» **What to work on**
Repeat the data exactly as it stands.

» **Stored records**
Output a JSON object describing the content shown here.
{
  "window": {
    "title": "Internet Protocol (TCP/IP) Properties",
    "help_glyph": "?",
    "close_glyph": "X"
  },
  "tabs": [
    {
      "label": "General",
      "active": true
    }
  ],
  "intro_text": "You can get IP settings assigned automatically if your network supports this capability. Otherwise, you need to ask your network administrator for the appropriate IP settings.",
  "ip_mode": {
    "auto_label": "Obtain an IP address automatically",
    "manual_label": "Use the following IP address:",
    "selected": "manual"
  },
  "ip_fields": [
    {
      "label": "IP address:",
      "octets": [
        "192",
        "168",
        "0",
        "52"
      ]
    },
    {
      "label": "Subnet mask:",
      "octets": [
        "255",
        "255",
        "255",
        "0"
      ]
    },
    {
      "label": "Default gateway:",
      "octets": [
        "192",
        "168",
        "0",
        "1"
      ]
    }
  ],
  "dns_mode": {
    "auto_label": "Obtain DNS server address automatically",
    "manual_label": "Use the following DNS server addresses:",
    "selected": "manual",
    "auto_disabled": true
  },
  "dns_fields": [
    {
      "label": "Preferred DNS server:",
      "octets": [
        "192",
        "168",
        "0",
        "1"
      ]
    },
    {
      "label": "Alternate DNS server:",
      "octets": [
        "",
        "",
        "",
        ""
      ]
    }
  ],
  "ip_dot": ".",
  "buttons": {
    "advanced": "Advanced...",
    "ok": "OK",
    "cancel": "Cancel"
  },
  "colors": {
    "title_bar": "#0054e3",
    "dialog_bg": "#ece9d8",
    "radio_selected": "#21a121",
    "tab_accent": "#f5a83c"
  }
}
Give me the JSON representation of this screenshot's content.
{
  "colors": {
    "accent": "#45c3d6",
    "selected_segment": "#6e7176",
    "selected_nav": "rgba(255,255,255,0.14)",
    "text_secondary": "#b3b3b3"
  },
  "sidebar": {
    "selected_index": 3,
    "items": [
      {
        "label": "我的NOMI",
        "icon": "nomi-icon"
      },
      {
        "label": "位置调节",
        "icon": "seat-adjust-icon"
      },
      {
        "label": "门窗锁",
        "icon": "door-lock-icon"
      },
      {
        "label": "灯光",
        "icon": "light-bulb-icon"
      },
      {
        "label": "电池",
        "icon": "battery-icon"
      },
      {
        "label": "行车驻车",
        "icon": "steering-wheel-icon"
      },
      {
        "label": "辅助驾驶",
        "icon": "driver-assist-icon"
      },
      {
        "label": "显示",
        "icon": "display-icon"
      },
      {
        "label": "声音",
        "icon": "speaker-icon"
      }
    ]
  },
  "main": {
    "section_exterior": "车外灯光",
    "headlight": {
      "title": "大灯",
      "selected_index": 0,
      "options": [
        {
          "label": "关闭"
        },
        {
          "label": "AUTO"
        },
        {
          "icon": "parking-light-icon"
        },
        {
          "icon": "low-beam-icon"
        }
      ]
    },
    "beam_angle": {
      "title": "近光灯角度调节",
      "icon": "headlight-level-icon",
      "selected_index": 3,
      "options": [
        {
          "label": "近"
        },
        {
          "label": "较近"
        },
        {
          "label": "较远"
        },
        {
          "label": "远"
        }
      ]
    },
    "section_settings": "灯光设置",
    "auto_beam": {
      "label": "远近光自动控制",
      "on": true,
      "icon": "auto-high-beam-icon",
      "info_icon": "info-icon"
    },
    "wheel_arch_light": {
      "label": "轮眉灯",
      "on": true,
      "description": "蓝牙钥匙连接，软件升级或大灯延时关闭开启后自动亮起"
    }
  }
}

» **Expected answer**
Output a JSON object describing the content shown here.
{
  "window": {
    "title": "Internet Protocol (TCP/IP) Properties",
    "help_glyph": "?",
    "close_glyph": "X"
  },
  "tabs": [
    {
      "label": "General",
      "active": true
    }
  ],
  "intro_text": "You can get IP settings assigned automatically if your network supports this capability. Otherwise, you need to ask your network administrator for the appropriate IP settings.",
  "ip_mode": {
    "auto_label": "Obtain an IP address automatically",
    "manual_label": "Use the following IP address:",
    "selected": "manual"
  },
  "ip_fields": [
    {
      "label": "IP address:",
      "octets": [
        "192",
        "168",
        "0",
        "52"
      ]
    },
    {
      "label": "Subnet mask:",
      "octets": [
        "255",
        "255",
        "255",
        "0"
      ]
    },
    {
      "label": "Default gateway:",
      "octets": [
        "192",
        "168",
        "0",
        "1"
      ]
    }
  ],
  "dns_mode": {
    "auto_label": "Obtain DNS server address automatically",
    "manual_label": "Use the following DNS server addresses:",
    "selected": "manual",
    "auto_disabled": true
  },
  "dns_fields": [
    {
      "label": "Preferred DNS server:",
      "octets": [
        "192",
        "168",
        "0",
        "1"
      ]
    },
    {
      "label": "Alternate DNS server:",
      "octets": [
        "",
        "",
        "",
        ""
      ]
    }
  ],
  "ip_dot": ".",
  "buttons": {
    "advanced": "Advanced...",
    "ok": "OK",
    "cancel": "Cancel"
  },
  "colors": {
    "title_bar": "#0054e3",
    "dialog_bg": "#ece9d8",
    "radio_selected": "#21a121",
    "tab_accent": "#f5a83c"
  }
}
Give me the JSON representation of this screenshot's content.
{
  "colors": {
    "accent": "#45c3d6",
    "selected_segment": "#6e7176",
    "selected_nav": "rgba(255,255,255,0.14)",
    "text_secondary": "#b3b3b3"
  },
  "sidebar": {
    "selected_index": 3,
    "items": [
      {
        "label": "我的NOMI",
        "icon": "nomi-icon"
      },
      {
        "label": "位置调节",
        "icon": "seat-adjust-icon"
      },
      {
        "label": "门窗锁",
        "icon": "door-lock-icon"
      },
      {
        "label": "灯光",
        "icon": "light-bulb-icon"
      },
      {
        "label": "电池",
        "icon": "battery-icon"
      },
      {
        "label": "行车驻车",
        "icon": "steering-wheel-icon"
      },
      {
        "label": "辅助驾驶",
        "icon": "driver-assist-icon"
      },
      {
        "label": "显示",
        "icon": "display-icon"
      },
      {
        "label": "声音",
        "icon": "speaker-icon"
      }
    ]
  },
  "main": {
    "section_exterior": "车外灯光",
    "headlight": {
      "title": "大灯",
      "selected_index": 0,
      "options": [
        {
          "label": "关闭"
        },
        {
          "label": "AUTO"
        },
        {
          "icon": "parking-light-icon"
        },
        {
          "icon": "low-beam-icon"
        }
      ]
    },
    "beam_angle": {
      "title": "近光灯角度调节",
      "icon": "headlight-level-icon",
      "selected_index": 3,
      "options": [
        {
          "label": "近"
        },
        {
          "label": "较近"
        },
        {
          "label": "较远"
        },
        {
          "label": "远"
        }
      ]
    },
    "section_settings": "灯光设置",
    "auto_beam": {
      "label": "远近光自动控制",
      "on": true,
      "icon": "auto-high-beam-icon",
      "info_icon": "info-icon"
    },
    "wheel_arch_light": {
      "label": "轮眉灯",
      "on": true,
      "description": "蓝牙钥匙连接，软件升级或大灯延时关闭开启后自动亮起"
    }
  }
}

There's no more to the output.